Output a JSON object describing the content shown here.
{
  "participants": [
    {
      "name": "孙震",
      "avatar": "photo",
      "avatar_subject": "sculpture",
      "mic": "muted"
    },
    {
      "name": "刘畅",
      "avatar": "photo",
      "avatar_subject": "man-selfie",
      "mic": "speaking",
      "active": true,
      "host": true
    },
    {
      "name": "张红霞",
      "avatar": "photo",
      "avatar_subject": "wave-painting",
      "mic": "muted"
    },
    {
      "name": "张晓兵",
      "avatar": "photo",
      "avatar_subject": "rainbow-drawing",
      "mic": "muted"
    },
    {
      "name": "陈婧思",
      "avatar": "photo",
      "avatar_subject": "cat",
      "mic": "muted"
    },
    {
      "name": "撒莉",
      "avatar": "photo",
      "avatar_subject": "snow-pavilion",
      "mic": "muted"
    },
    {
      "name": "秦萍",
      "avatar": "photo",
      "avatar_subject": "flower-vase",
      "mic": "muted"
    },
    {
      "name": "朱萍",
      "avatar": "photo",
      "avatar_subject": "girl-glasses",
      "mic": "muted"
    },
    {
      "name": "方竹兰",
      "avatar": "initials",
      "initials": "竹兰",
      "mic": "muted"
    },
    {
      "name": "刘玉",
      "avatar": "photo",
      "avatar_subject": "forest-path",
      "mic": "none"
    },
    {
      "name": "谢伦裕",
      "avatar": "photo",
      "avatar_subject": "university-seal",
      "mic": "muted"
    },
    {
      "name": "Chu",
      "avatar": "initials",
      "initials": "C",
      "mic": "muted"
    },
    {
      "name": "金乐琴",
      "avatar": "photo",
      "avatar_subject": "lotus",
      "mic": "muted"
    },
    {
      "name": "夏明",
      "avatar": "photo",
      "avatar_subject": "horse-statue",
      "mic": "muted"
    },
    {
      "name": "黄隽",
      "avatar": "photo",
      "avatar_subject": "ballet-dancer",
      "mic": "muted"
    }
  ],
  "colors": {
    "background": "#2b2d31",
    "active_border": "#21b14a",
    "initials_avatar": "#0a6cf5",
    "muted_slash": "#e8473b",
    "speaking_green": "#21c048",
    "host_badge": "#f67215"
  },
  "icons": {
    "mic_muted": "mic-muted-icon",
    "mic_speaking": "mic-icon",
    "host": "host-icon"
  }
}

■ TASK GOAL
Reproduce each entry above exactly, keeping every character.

■ SOLVED PROBLEM
Output a JSON object describing the content shown here.
{
  "participants": [
    {
      "name": "孙震",
      "avatar": "photo",
      "avatar_subject": "sculpture",
      "mic": "muted"
    },
    {
      "name": "刘畅",
      "avatar": "photo",
      "avatar_subject": "man-selfie",
      "mic": "speaking",
      "active": true,
      "host": true
    },
    {
      "name": "张红霞",
      "avatar": "photo",
      "avatar_subject": "wave-painting",
      "mic": "muted"
    },
    {
      "name": "张晓兵",
      "avatar": "photo",
      "avatar_subject": "rainbow-drawing",
      "mic": "muted"
    },
    {
      "name": "陈婧思",
      "avatar": "photo",
      "avatar_subject": "cat",
      "mic": "muted"
    },
    {
      "name": "撒莉",
      "avatar": "photo",
      "avatar_subject": "snow-pavilion",
      "mic": "muted"
    },
    {
      "name": "秦萍",
      "avatar": "photo",
      "avatar_subject": "flower-vase",
      "mic": "muted"
    },
    {
      "name": "朱萍",
      "avatar": "photo",
      "avatar_subject": "girl-glasses",
      "mic": "muted"
    },
    {
      "name": "方竹兰",
      "avatar": "initials",
      "initials": "竹兰",
      "mic": "muted"
    },
    {
      "name": "刘玉",
      "avatar": "photo",
      "avatar_subject": "forest-path",
      "mic": "none"
    },
    {
      "name": "谢伦裕",
      "avatar": "photo",
      "avatar_subject": "university-seal",
      "mic": "muted"
    },
    {
      "name": "Chu",
      "avatar": "initials",
      "initials": "C",
      "mic": "muted"
    },
    {
      "name": "金乐琴",
      "avatar": "photo",
      "avatar_subject": "lotus",
      "mic": "muted"
    },
    {
      "name": "夏明",
      "avatar": "photo",
      "avatar_subject": "horse-statue",
      "mic": "muted"
    },
    {
      "name": "黄隽",
      "avatar": "photo",
      "avatar_subject": "ballet-dancer",
      "mic": "muted"
    }
  ],
  "colors": {
    "background": "#2b2d31",
    "active_border": "#21b14a",
    "initials_avatar": "#0a6cf5",
    "muted_slash": "#e8473b",
    "speaking_green": "#21c048",
    "host_badge": "#f67215"
  },
  "icons": {
    "mic_muted": "mic-muted-icon",
    "mic_speaking": "mic-icon",
    "host": "host-icon"
  }
}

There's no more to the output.